Maandag, 'n independent government investigation was launched into Cameron’s lobbying efforts, and the role that the lender’s founder, Lex Greensill, held as a special adviser in the prime minister’s office during his premiership.
Crothers was the government’s chief commercial officer from 2012 aan 2015, collecting a salary of up to £149,000 a year before leaving for the private sector.
A letter from Eric Pickles, who leads the Advisory Committee on Business Appointments (Acoba), sê: “Crothers and the Cabinet Office have both informed Acoba that he joined Greensill in September 2015, as an adviser to its board, whilst he was still employed as a civil servant. This was agreed by the Cabinet Office under its internal conflicts of interest policy.”
Pickles has demanded to see guidance on the conflicts of interest process. He had previously written to Crothers and the Cabinet Office to ask why Crothers did not seek his watchdog’s advice about his 2016 appointment as a Greensill director.
“The lack of transparency around this part-time employment with Greensill may have left the misleading impression that Mr Crothers had wilfully ignored the obligation to seek advice,” he wrote.
In his letter to Acoba, Crothers confirms he was “given approval to take up a part-time board advisory role with Greensill Capital starting from September 2015, whilst employed as a civil servant”. He said Greensill was then a small business “which did not conduct any business with UK government”. Hy het bygevoeg: “This advisory role was not seen as contentious, and I believe not uncommon.”
Die voog geopenbaar on Tuesday that Australian documents, which detail shareholdings in Greensill’s parent company, show Crothers stood to benefit financially from the lender’s success. He held at least 3,653 shares in 2019, and Greensill Capital’s annual report for 2019 claimed shares issued to employees could be worth about $2,163 each, valuing Crothers’ stake at an estimated $7.9m (£5.7m).
The stake could have been worth much more if Greensill had successfully floated on the stock market at the $7bn valuation being touted by the lender to potential investors laas jaar. In plaas daarvan, the company collapsed into administration in early March, rendering shareholdings worthless and putting thousands of jobs indirectly at risk.
After leaving office, Crothers held at least five meetings with a Whitehall official between 2016 en 2020.
Transparency records show he met the permanent secretary, John Manzoni, wie was in charge of the day-to-day running of the Cabinet Office until last year, in April and December 2016, January and May 2018 en Februarie 2020.
Details about the purpose of these meetings are vague, and information that would have been provided by Manzoni in the transparency documents has described the discussions on “commercial capability”, “stakeholder relationship” and “business issues”. Crothers is not declared as having approached Manzoni on behalf of any private company.

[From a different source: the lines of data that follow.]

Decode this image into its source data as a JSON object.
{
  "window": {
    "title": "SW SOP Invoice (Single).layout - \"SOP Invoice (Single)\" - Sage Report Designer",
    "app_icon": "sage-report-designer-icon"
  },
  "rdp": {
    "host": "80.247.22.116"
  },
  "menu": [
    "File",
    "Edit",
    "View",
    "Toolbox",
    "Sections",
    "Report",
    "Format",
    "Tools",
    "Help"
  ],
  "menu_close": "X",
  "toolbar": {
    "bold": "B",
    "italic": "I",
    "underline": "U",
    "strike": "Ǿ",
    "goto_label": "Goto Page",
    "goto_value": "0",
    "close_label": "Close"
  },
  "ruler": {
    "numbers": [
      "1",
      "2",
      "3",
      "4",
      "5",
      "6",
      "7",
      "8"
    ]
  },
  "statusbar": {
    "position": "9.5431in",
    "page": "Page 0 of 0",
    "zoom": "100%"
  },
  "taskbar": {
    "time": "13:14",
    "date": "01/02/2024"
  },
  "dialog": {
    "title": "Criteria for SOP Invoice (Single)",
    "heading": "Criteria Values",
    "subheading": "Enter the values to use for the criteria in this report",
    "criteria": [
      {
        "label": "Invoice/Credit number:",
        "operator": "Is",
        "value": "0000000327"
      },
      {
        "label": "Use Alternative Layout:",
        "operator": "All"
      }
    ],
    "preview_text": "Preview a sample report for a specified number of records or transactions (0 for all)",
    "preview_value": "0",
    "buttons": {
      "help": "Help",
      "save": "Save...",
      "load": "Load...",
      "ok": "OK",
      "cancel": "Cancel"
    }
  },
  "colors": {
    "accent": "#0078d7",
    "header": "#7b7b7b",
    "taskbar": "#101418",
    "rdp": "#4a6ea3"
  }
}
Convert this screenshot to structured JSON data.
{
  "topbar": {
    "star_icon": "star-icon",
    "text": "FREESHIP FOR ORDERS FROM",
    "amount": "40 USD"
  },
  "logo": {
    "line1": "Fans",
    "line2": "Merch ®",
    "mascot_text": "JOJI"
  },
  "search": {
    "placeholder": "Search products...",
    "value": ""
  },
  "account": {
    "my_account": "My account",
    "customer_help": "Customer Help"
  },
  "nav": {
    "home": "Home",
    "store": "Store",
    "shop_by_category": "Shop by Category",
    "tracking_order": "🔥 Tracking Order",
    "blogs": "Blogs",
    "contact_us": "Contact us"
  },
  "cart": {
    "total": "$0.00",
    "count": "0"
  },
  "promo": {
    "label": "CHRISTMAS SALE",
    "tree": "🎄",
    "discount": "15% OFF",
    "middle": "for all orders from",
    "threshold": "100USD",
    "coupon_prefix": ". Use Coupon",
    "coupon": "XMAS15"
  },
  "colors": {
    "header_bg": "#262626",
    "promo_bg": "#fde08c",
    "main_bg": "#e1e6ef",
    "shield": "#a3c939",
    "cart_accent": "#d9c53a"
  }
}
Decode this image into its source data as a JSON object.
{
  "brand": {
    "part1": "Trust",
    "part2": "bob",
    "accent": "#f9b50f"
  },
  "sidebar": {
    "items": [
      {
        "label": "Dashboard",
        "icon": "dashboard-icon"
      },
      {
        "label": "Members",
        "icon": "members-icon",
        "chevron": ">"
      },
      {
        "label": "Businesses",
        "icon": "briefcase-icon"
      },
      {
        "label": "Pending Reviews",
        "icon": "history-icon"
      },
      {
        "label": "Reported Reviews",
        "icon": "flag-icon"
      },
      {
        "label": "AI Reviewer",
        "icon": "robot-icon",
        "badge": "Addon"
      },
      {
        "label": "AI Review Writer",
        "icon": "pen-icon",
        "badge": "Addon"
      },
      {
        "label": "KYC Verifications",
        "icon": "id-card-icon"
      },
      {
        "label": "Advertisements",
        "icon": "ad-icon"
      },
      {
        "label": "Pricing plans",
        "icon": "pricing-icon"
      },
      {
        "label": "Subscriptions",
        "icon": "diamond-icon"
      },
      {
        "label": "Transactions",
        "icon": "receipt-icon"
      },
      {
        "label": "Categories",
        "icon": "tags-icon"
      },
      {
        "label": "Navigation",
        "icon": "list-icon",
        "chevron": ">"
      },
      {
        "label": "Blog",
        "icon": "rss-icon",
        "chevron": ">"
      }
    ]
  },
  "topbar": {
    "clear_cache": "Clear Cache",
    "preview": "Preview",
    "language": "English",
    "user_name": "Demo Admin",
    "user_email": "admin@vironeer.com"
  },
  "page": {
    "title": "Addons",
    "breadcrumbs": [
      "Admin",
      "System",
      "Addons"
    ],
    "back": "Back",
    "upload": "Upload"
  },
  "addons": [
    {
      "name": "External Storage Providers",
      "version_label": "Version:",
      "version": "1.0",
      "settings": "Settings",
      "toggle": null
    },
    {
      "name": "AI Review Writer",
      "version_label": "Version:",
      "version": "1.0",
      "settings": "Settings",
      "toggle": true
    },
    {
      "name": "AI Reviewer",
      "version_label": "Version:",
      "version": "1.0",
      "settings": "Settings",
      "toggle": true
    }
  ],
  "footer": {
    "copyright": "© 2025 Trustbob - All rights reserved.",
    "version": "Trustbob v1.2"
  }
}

The former civil servant also attended a “private drinks” meeting between the health secretary, Matt Hancock, David Cameron and Lex Greensill in October 2019, according to the Times.
The government was approached for comment.